▸ DATA SHOWN

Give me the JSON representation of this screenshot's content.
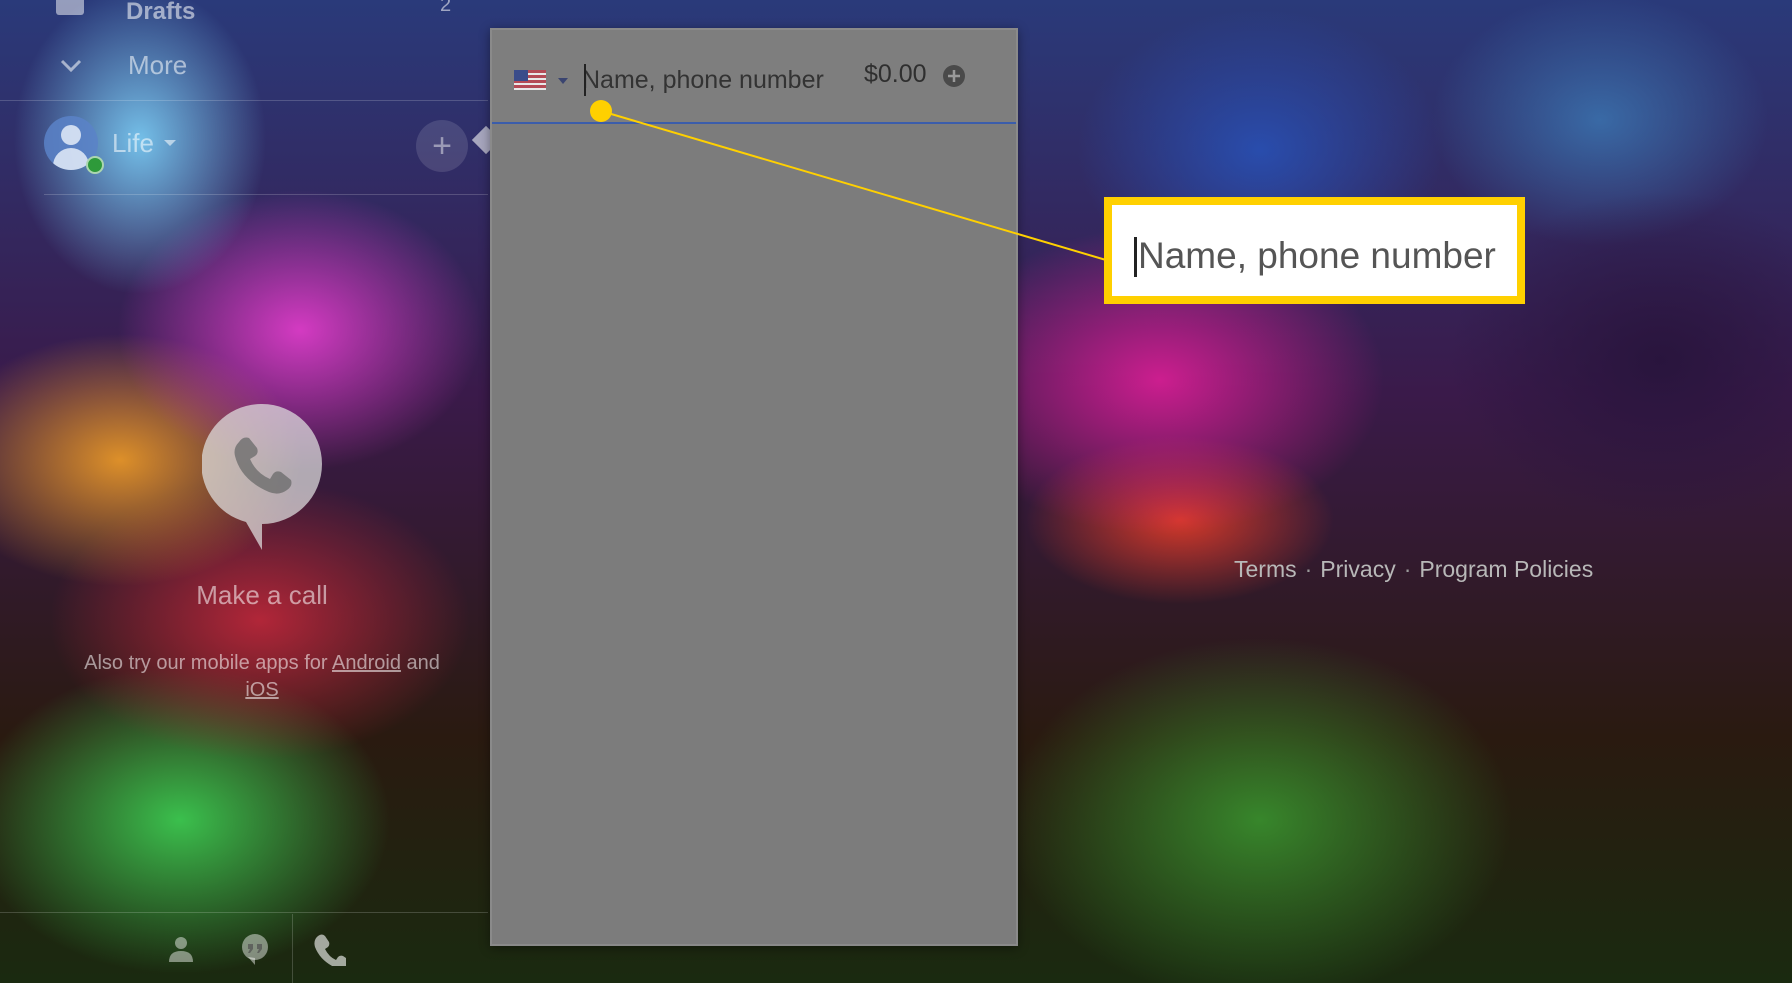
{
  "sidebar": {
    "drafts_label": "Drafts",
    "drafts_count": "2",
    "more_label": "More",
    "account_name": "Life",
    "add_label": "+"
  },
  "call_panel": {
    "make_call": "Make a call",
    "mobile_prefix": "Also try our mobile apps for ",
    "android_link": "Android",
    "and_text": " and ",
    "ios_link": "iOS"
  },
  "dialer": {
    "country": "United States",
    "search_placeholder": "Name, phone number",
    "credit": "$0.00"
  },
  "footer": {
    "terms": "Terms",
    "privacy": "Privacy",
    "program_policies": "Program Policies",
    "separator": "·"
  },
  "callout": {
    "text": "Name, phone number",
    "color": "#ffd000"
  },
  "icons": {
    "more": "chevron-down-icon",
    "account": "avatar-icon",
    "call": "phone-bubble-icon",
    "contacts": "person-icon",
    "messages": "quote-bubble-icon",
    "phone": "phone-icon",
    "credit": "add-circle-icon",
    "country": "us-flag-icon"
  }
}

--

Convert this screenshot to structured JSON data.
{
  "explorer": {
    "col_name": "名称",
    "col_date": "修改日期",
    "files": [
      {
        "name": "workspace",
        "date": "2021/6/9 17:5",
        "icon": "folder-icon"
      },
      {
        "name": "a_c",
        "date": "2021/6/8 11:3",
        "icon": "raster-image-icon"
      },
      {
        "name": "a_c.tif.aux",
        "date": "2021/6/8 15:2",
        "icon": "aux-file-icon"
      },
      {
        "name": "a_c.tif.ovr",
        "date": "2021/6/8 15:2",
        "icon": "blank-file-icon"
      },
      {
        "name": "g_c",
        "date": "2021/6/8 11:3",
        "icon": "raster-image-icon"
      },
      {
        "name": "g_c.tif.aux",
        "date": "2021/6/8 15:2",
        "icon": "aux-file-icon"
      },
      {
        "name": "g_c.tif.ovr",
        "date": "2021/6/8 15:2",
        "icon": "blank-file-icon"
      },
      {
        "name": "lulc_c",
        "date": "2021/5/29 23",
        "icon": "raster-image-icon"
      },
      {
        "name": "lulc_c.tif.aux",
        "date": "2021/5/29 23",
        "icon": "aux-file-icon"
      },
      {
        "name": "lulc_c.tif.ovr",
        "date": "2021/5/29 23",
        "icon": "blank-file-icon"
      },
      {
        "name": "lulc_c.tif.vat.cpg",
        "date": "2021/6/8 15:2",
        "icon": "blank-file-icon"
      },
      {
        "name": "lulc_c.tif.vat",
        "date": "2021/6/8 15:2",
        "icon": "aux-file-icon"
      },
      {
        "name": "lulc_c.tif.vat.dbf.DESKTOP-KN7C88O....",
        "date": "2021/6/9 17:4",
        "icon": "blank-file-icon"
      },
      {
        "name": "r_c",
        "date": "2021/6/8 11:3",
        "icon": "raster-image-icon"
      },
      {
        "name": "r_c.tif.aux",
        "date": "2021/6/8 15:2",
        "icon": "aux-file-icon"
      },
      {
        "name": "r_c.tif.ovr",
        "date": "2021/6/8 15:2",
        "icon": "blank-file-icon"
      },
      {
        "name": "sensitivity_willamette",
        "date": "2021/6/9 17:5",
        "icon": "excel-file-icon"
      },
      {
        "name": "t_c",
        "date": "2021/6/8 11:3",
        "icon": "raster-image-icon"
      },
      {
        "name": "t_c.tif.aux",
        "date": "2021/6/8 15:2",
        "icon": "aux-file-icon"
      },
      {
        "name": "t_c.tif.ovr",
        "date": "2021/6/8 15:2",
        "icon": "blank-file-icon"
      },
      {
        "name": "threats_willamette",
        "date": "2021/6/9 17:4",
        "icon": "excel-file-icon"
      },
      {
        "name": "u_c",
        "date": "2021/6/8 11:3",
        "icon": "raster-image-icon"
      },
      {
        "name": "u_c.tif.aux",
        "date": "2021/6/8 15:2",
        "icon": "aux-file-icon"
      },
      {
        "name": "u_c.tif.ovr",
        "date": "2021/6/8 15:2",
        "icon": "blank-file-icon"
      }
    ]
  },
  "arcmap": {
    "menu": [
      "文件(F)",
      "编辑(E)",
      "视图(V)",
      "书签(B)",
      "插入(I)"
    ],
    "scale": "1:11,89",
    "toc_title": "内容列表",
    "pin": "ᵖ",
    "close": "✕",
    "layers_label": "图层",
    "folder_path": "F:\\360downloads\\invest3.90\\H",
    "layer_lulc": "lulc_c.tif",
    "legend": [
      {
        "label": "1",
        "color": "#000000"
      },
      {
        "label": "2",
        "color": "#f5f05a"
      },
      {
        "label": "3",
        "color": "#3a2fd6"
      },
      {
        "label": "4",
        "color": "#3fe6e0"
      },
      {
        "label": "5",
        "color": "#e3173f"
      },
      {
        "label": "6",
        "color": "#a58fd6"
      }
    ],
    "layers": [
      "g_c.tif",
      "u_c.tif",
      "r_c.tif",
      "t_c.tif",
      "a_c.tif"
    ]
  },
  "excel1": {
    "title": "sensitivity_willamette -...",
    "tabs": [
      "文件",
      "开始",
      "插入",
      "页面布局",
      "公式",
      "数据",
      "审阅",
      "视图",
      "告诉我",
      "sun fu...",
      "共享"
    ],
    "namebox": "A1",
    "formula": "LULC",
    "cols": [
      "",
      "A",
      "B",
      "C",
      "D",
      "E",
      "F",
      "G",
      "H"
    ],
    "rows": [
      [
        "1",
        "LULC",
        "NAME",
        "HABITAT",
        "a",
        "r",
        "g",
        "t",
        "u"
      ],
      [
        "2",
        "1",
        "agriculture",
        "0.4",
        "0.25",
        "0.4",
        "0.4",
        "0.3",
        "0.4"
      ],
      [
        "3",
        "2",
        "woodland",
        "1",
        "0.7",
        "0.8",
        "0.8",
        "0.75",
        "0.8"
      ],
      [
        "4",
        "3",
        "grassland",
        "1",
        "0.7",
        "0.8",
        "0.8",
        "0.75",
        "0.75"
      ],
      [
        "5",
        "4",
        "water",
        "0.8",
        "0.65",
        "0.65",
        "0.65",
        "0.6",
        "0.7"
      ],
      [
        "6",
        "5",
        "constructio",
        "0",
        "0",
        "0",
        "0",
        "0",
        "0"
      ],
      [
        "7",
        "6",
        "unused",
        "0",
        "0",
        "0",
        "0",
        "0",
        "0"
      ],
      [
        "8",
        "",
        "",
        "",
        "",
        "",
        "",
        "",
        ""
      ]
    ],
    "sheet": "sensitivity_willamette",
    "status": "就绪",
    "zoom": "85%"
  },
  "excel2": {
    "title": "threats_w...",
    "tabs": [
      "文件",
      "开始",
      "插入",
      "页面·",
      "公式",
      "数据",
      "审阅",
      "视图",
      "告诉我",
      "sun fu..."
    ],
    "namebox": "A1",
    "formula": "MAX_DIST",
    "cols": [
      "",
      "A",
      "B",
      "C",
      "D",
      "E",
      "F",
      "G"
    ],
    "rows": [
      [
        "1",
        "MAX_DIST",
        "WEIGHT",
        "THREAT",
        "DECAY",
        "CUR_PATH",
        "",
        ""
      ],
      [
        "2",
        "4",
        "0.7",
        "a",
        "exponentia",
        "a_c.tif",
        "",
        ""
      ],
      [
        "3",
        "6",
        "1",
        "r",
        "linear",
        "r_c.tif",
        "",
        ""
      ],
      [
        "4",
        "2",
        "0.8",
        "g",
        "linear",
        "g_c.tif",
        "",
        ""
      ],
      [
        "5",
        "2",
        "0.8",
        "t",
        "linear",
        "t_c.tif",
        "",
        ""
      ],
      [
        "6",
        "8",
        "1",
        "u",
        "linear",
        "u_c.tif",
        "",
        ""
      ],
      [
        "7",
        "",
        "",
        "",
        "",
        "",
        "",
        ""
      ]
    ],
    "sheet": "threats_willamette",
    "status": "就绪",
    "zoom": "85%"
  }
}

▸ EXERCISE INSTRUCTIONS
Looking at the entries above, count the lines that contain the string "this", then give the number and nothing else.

▸ EXERCISE ANSWER
2